What you will do
Copy each line that includes the string "JSON" from the material into your answer.

Given records
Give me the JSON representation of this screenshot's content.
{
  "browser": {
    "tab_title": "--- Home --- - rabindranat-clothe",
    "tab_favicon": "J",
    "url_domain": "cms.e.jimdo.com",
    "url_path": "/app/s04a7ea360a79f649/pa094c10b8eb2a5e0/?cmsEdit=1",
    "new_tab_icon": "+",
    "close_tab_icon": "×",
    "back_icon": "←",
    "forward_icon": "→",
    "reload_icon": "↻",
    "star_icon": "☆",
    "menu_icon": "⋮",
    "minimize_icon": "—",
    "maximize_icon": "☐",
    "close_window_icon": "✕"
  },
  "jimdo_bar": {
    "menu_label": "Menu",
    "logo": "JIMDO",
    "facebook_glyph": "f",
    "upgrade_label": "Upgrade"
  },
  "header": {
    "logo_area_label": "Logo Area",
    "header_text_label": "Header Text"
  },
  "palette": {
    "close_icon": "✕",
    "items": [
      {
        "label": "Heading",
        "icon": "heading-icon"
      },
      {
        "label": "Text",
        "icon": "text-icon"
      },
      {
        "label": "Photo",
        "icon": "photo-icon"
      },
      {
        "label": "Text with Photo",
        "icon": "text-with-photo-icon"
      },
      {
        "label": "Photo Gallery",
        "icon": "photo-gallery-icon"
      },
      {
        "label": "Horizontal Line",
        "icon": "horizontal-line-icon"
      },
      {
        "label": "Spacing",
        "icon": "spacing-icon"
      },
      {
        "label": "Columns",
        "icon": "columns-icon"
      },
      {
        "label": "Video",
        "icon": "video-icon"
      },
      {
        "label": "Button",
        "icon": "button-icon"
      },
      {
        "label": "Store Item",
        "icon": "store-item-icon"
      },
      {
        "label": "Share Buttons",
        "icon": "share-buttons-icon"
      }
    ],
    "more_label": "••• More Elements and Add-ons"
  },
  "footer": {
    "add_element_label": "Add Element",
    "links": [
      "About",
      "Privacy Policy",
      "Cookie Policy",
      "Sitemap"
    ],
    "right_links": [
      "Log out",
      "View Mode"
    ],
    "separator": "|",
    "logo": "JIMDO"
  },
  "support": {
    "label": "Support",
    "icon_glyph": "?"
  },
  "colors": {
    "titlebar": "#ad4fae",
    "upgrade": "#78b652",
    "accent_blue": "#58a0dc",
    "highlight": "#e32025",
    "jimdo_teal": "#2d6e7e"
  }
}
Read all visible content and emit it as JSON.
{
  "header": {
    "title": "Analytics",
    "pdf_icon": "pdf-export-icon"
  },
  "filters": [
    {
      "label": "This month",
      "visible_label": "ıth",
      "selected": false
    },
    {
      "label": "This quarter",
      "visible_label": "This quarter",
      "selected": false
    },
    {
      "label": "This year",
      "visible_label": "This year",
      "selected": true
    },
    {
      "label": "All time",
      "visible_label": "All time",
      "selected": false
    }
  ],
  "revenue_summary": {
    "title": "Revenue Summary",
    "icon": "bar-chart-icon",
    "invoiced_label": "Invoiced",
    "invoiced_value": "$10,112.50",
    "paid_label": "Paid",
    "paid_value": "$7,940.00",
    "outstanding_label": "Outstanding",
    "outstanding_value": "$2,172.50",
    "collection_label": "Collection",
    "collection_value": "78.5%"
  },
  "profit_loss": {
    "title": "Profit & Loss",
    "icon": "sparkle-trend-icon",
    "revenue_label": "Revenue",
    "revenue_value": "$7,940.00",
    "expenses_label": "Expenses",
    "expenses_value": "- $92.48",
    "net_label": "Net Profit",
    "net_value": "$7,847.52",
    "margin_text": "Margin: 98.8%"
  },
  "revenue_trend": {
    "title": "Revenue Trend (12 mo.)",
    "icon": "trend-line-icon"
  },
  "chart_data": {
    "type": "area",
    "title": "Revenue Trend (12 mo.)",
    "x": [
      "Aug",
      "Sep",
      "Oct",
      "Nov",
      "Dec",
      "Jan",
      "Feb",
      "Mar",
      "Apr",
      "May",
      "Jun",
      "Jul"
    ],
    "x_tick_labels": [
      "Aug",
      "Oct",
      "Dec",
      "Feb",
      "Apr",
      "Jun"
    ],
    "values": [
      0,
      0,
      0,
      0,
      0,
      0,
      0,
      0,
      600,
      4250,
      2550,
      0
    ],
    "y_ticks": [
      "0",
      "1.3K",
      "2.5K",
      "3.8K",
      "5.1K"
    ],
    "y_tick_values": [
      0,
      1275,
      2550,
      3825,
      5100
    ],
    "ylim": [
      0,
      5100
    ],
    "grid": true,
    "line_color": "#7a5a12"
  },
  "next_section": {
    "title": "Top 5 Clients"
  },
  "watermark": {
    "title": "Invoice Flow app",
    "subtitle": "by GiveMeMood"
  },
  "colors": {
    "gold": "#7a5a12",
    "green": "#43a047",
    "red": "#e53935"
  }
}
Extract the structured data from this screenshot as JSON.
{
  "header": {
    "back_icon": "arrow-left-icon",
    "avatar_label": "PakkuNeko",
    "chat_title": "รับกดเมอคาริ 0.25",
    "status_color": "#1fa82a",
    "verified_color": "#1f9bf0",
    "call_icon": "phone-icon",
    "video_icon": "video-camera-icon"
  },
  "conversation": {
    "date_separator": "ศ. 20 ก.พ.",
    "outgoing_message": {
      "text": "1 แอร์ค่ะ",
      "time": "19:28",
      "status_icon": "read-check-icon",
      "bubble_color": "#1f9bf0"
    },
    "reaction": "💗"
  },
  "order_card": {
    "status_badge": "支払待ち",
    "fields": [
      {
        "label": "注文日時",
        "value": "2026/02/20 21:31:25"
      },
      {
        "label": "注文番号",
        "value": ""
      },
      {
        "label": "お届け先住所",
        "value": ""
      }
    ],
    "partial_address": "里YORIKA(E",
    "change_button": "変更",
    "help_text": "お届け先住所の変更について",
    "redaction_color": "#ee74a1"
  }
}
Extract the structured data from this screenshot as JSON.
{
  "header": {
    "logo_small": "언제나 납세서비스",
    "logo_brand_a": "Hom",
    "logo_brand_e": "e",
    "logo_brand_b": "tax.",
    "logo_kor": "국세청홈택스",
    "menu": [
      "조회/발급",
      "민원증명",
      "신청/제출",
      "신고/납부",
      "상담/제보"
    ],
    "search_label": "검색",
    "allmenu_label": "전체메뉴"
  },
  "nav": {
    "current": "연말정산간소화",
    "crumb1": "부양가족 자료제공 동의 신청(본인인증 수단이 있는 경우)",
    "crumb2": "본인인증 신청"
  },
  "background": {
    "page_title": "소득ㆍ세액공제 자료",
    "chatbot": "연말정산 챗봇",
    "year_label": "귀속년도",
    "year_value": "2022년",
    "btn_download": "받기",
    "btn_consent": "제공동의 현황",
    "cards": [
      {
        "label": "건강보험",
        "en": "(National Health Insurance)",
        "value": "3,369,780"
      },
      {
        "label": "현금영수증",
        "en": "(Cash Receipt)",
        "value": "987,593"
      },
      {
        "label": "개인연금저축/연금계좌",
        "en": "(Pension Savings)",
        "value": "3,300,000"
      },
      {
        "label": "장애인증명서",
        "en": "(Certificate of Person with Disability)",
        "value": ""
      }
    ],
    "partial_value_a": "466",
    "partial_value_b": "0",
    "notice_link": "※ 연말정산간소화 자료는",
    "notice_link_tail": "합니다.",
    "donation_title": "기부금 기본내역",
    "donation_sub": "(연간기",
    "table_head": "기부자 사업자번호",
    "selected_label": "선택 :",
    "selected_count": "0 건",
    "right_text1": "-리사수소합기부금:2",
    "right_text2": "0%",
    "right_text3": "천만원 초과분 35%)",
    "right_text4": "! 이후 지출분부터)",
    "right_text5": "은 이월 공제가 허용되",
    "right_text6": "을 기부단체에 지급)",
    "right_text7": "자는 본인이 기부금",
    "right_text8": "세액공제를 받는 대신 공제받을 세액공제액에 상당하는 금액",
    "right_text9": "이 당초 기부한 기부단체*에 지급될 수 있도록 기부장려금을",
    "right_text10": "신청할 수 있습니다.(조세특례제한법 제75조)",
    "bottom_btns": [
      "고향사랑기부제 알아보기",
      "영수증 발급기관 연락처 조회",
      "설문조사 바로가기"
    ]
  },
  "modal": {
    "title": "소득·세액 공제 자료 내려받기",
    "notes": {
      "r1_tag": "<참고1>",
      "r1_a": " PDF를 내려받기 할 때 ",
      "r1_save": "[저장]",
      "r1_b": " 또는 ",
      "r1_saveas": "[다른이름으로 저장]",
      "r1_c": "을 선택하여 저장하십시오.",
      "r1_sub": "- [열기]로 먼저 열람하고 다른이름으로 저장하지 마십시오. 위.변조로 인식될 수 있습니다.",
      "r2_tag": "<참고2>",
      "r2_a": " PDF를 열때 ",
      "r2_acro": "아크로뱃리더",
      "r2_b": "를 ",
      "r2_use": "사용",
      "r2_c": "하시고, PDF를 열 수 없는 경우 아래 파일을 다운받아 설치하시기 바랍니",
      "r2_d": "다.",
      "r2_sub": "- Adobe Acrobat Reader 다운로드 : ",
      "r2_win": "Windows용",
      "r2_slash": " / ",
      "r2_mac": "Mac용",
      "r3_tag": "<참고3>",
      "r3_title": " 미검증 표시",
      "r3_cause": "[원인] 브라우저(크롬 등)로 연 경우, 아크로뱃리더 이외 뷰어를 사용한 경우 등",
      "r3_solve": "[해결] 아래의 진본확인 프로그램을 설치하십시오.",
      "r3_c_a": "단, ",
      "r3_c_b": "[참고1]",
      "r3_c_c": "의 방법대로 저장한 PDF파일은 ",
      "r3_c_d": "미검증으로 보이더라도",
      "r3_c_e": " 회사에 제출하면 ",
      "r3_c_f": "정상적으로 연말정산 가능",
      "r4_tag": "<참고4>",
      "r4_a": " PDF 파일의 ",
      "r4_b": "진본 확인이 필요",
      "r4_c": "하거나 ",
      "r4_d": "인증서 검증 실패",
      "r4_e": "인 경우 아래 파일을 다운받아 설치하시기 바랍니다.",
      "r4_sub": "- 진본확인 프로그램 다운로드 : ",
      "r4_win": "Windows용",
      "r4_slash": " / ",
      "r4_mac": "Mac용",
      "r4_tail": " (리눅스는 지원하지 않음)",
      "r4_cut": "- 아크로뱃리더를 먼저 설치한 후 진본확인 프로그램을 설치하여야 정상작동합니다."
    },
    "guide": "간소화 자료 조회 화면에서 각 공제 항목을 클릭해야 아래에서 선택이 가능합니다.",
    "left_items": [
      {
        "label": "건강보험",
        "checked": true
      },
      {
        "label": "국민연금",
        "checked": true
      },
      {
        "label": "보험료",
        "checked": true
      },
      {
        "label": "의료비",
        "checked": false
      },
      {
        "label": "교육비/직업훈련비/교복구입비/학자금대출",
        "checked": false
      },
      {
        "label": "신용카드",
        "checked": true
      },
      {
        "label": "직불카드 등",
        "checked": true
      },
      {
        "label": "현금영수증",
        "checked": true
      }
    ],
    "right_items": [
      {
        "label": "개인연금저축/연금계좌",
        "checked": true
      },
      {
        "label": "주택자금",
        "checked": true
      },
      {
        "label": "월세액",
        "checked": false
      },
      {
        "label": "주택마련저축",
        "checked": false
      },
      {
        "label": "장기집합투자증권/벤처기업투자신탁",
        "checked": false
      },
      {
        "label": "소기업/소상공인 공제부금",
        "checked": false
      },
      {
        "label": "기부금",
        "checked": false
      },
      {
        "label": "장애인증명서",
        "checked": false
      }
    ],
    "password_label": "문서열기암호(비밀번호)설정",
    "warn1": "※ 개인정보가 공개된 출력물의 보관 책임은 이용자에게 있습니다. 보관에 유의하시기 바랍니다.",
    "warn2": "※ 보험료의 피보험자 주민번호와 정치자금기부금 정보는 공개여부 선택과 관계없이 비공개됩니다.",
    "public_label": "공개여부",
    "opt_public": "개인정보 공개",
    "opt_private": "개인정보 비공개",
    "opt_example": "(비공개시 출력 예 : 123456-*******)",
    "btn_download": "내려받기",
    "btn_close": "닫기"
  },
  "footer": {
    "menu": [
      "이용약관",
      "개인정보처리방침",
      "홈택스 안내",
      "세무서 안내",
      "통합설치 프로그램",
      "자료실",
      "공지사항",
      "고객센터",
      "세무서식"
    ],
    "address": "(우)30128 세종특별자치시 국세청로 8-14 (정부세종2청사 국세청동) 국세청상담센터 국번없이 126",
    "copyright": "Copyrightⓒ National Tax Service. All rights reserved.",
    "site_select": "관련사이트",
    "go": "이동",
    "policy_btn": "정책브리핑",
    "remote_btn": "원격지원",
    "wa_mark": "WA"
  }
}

Result
Give me the JSON representation of this screenshot's content.
Read all visible content and emit it as JSON.
Extract the structured data from this screenshot as JSON.
Extract the structured data from this screenshot as JSON.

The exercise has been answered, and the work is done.